The unfortunate consequence of an active lifestyle is the risk of injury. There are two types of injuries: Acute (Traumatic) Injuries and Chronic (Over-use) Injuries. If an injury requires you to stop involvement in your sport, you should be evaluated by a physician.
Arthroscopy – Hip, Knee and Shoulder
Arthroscopy is a surgical technique that our surgeons use to see inside your joint through the use of a small pencil size instrument called an arthroscope. The images from the arthroscope are transmitted through a small camera to a televisions monitor. These images allow our surgeons to identify and correct problems within your joint.
A variety of treatments can be performed using arthroscopy.
trimming or repair of torn cartilage
reconstruction of a torn ligament
removal of inflamed synovial tissue
treatment of joint instability
Arthroscopic surgery is performed using special microscopic instruments. Small shavers and cutting instruments are used to remove and shape tissue that is not repairable.
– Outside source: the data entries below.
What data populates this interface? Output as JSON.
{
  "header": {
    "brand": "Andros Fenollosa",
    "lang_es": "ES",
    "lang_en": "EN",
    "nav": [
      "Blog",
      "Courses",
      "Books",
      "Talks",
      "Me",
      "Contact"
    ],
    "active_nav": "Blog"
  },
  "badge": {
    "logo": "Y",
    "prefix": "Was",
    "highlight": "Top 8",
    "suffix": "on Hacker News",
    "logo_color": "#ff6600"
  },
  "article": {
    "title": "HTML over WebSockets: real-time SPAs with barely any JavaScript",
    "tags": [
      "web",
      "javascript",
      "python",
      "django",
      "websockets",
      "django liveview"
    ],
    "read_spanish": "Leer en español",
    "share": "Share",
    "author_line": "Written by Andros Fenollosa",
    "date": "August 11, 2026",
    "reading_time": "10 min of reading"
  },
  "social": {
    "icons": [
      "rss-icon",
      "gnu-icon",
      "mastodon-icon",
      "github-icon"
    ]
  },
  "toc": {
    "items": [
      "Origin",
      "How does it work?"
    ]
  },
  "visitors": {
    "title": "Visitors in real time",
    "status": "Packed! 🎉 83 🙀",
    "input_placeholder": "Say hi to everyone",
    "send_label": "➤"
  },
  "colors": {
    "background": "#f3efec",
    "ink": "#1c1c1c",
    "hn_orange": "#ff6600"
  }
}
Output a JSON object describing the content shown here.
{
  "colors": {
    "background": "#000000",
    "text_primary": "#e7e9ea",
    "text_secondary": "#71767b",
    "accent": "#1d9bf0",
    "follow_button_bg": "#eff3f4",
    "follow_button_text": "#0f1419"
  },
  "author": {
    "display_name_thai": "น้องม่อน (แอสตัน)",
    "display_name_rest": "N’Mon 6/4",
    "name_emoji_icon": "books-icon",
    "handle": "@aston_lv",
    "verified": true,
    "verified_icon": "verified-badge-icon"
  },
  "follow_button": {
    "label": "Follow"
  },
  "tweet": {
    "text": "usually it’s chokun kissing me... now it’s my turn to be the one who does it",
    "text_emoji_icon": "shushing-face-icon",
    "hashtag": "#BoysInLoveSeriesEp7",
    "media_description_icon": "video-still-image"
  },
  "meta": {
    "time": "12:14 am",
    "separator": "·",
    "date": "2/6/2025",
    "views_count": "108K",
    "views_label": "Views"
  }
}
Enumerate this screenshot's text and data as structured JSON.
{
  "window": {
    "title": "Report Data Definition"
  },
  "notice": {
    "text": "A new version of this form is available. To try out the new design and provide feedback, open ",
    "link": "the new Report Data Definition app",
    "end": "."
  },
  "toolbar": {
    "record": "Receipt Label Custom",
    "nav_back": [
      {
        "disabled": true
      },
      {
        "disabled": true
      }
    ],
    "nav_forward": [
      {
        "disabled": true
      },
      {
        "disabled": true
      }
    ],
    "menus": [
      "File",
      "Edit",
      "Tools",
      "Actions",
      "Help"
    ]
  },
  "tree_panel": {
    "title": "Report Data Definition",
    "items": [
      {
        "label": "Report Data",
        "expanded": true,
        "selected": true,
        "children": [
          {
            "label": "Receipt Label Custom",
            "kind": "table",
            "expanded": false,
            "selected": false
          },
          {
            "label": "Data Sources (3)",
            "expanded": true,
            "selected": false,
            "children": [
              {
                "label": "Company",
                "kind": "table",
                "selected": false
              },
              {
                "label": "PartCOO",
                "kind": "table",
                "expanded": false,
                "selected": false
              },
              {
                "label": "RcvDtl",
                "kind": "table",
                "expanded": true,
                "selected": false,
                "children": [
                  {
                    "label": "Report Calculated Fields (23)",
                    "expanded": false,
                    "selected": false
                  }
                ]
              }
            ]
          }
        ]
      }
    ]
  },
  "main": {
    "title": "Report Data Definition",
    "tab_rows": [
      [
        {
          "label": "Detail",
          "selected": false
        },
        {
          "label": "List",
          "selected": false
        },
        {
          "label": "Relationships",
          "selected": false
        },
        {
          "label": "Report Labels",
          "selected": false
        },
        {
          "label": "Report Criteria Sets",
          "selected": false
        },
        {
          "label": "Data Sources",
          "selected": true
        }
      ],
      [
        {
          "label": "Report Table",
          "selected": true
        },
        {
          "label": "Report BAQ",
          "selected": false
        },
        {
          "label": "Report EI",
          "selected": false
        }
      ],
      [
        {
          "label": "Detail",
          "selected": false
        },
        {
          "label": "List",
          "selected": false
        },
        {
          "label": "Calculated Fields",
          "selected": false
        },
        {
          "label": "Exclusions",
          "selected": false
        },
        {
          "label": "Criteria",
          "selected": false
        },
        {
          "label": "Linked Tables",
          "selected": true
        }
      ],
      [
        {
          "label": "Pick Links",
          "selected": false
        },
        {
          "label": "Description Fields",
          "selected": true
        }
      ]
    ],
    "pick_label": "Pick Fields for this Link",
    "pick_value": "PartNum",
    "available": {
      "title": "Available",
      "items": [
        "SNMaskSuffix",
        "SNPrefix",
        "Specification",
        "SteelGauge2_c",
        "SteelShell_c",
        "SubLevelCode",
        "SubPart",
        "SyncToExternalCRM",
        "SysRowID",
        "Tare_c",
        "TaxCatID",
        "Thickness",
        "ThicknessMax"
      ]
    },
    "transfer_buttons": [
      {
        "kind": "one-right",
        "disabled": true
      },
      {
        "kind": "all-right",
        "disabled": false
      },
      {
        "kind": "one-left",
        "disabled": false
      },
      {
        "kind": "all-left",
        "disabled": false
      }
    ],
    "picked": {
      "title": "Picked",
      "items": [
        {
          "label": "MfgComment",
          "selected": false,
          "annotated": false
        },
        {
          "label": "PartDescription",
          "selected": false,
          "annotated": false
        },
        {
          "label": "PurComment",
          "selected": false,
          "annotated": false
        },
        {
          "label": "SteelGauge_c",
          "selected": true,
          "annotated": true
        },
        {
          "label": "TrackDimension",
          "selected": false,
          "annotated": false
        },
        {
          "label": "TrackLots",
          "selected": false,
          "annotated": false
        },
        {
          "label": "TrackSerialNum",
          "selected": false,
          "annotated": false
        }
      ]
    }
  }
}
The anterior cruciate ligament (ACL) is one of the main stabilizing ligaments of the knee and is commonly ruptured in cutting sports and skiing, and can also be torn after landing awkwardly from a jump or fall. Unfortunately, the ACL has very limited potential to heal and often has to be reconstructed in individuals who continue to have symptomatic instability or looseness.
There are multiple different techniques for ACL reconstruction and the specific type of reconstruction is tailored to each patient. Patient age, activity, and expectations are all factors that are considered when performing a reconstruction
The meniscus is a mobile, c-shaped, shock-absorbing cartilage in the knee. Each knee has two meniscii – one on the inner side of the knee, and one on the outer side. Twisting or deep knee bending injuries can cause damage to the meniscus. The most common complaints of a meniscus tear are pain along the joint line and painful catching or frequent “giving way” symptoms. In addition, knee swelling is also common.
Small meniscus tears can be treated with oral anti-inflammatory medications or injections, but larger tears can be best treated with arthroscopic surgery.
The meniscus has a very poor blood supply, so there are only certain types of tears that have the ability to heal with surgical repair. Most meniscus tears are treated with removal or “debridement” of the torn portions to smooth-out the roughness of the tear.
Rotator Cuff Repair
Four important muscles originate on the scapula and attach to the humerus. Where their tendons fuse together on the humerus is called the rotator cuff. All of these components of your shoulder work together to create a normally functioning shoulder.
Symptoms of a rotator cuff tear may develop after an injury, such as a lifting a heavy object or a fall, or develop gradually with repetitive overhead activity. It is common for the pain to start in the side of the shoulder and radiate down the side of the upper arm. At first, the pain may be mild and only occur with overhead activities such as reaching or lifting. In addition, night pain and difficulty sleeping are very common complaints. It may be relieved by over-the-counter medication such as aspirin or ibuprofen.
Joint preservation is a concept of restoring normal and pain-free function to the knee, hip, and shoulder joint. Joint preservation is achieved through the use of multi-modality treatment options that can include:
Just as every patient is different, each patient’s joint preservation strategy is personalized for his or her age, activity level, expectations, and degree of joint dysfunction.